What music keeps you awake when you drive? What are your favorite duets? What are some duets you wouldn’t want to hear?

Zoo Buddies

YA and I can’t go anywhere without seeking out the closest zoo or animal park (or both).  We were both actually surprised that there is a zoo in Honolulu.  When we were deciding on a hotel, we had several places marked on a map and while we didn’t choose Waikiki due to its proximity to the zoo, it certainly didn’t hurt that it was walking distance from our hotel.

It was bigger than I was expecting considering its prime location right off the beach and had a bigger variety of animals that I was expecting as well.  It was a quiet day when we were there so no jostling and every docent was all ours. 

There were three giraffes and one zebra together in a large savannah-like enclosure.  I asked the docent whey the two breeds were together; zebras have a reputation for not getting along with anybody else, including members of their own species and troop.  The docent told me that the larger/older giraffe was named Squirt and the zebra was named Mr. Z.  Apparently they had been housed together for many years until just recently when the two younger giraffes were introduced.  Mr. Z has access to his own space and sleeping area at all time but he prefers to hang out with Squirt and even sleeps with him.  The docent also told me that although Squirt seems to enjoy having the two younger giraffes arounds, he still prefers the company of his zebra pal.  The zoo considers them a bonded pair.

I love hearing stories like this so it was great to have the docent all to myself for a bit.  Of course, I got a rare YA photo that morning as well so it turned out to be a fabulous morning.
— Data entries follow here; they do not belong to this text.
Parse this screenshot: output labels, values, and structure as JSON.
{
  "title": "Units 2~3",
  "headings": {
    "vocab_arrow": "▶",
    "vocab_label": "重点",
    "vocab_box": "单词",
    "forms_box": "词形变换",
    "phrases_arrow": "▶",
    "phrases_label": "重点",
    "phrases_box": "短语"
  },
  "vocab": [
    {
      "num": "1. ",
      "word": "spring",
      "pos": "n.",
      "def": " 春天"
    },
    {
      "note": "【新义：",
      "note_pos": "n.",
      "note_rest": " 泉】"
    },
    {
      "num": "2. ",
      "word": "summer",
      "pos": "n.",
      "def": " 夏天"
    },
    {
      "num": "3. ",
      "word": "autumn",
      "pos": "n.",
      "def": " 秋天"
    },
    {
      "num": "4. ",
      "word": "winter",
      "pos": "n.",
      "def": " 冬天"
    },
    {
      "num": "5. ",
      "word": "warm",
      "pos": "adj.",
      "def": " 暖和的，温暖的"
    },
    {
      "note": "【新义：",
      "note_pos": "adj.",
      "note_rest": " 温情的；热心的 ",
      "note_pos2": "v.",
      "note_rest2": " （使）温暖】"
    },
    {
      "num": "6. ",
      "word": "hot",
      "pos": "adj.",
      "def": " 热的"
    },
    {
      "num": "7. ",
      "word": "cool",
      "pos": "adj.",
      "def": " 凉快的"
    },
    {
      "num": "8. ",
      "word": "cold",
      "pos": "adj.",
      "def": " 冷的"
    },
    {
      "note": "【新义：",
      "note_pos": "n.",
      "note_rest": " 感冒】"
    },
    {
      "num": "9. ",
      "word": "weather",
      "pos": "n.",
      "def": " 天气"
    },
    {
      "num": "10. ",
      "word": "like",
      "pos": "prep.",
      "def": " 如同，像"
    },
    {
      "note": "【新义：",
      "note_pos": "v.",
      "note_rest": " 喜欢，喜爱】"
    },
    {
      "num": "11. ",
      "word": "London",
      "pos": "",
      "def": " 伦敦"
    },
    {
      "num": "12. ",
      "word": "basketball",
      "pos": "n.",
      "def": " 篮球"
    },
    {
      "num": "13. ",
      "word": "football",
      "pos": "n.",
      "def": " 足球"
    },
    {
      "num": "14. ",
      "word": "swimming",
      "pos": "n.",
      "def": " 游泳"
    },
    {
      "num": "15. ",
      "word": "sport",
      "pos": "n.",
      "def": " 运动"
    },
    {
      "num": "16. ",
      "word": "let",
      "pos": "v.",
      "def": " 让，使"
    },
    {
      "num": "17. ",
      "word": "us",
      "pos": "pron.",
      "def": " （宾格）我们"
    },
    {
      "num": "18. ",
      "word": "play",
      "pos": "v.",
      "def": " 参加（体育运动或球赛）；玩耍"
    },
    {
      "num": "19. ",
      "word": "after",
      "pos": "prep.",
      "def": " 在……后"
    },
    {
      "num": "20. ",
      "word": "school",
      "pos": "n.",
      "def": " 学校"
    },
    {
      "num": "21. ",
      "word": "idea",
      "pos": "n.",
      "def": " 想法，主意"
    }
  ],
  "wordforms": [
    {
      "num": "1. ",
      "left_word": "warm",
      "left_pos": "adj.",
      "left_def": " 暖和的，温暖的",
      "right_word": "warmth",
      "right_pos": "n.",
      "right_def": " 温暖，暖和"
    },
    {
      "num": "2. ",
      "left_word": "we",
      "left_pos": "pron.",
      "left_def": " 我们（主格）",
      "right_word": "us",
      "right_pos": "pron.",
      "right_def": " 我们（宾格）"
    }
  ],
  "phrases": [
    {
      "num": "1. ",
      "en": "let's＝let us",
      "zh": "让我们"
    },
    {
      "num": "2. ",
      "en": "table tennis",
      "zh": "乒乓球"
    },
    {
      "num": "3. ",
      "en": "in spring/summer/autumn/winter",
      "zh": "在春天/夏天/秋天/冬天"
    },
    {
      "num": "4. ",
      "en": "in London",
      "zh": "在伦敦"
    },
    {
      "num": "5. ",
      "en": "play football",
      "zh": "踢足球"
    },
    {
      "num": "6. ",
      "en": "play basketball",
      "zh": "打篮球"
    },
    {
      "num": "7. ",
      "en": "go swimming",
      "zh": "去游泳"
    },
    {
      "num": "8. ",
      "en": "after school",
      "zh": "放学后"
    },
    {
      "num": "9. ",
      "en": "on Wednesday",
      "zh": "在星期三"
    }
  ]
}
Do you have any “must dos” when you travel or when you have out of town visitors?